Instead, I will be developing some themes I have in mind – longer-form ideas that will probably take shape over several posts (and hopefully feedback from you). The first of these (and there may be more than one in progress at any time, so they’ll all have their own category) is something I’m calling “New Enterprise”.
New Enterprise (NE for short, and you’ll notice I’m avoiding a numeric version) will be a discussion in which I will try to make sense of a bunch of what seem to me to be related ideas about business, corporations, the nature of work and people – the sort of idea represented by terms like Enterprise 2.0, enterprise architecture, social business, wirearchy and similar. Why chase it down? Because I think there is a lot to explore in the gaps between those ideas and the way they are understood; and a lot to think about how our economy and our place in it evolves post-GFC.
Some of the inputs to these ruminations will probably be familiar to most of you: people like JP Rangaswami, Andrew Mcfee, Jon Husband, Dennis Howlett, Umair Haque, Sig Rinde and more as we go along.
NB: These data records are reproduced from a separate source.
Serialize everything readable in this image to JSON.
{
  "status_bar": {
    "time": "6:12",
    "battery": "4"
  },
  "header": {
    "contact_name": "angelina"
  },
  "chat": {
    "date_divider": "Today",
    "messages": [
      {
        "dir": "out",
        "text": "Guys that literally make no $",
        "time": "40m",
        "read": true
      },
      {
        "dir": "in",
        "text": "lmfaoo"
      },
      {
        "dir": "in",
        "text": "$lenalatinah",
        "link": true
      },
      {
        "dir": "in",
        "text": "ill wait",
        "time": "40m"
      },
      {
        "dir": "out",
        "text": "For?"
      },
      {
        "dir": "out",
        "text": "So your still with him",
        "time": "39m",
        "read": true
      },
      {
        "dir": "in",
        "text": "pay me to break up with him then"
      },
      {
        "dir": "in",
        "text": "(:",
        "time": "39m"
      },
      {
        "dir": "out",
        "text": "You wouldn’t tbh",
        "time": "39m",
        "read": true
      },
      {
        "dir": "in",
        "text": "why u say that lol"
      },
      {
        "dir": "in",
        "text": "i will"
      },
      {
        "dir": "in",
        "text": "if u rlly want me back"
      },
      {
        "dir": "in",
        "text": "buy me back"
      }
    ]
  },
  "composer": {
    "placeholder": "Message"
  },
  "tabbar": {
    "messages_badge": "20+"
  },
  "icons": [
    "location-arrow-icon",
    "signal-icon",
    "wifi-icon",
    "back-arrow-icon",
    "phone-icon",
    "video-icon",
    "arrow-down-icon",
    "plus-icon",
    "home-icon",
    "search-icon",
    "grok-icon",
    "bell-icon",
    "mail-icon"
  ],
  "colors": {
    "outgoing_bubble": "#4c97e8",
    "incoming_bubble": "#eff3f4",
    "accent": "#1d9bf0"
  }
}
As a rudimentary “table of contents” or roadmap to what might be coming, I’ve put together a mindmap:
Hopefully a few of these cryptic references will become clearer as we develop the theme, and I’m sure more will crop up as we do.
As an introduction, I describe New Enterprise as something of a Utopian ideal – that Nirvana of workplaces we would all love to see in existence – a business that’s great to work in, provides prosperity for all its stakeholders, saves the planet, and rather than just “do no evil” actively does good for society, yada yada. In short, something that will never exist. But something that we should aspire to creating, or transforming existing businesses into … a direction to move in, a destination to start traveling towards.
Yes, I’m an optimist … but I understand that even the first step in this sort of direction will be too great for some companies and individuals to take at all, and even those willing to try may break themselves on the rocks of harsh reality – that understanding in no way diminishes my belief that we are better off for making the effort, and trying to make the best of the opportunities that our world is currently throwing at us. Some would say we have no choice but to try, because our existing economic systems have run out of answers …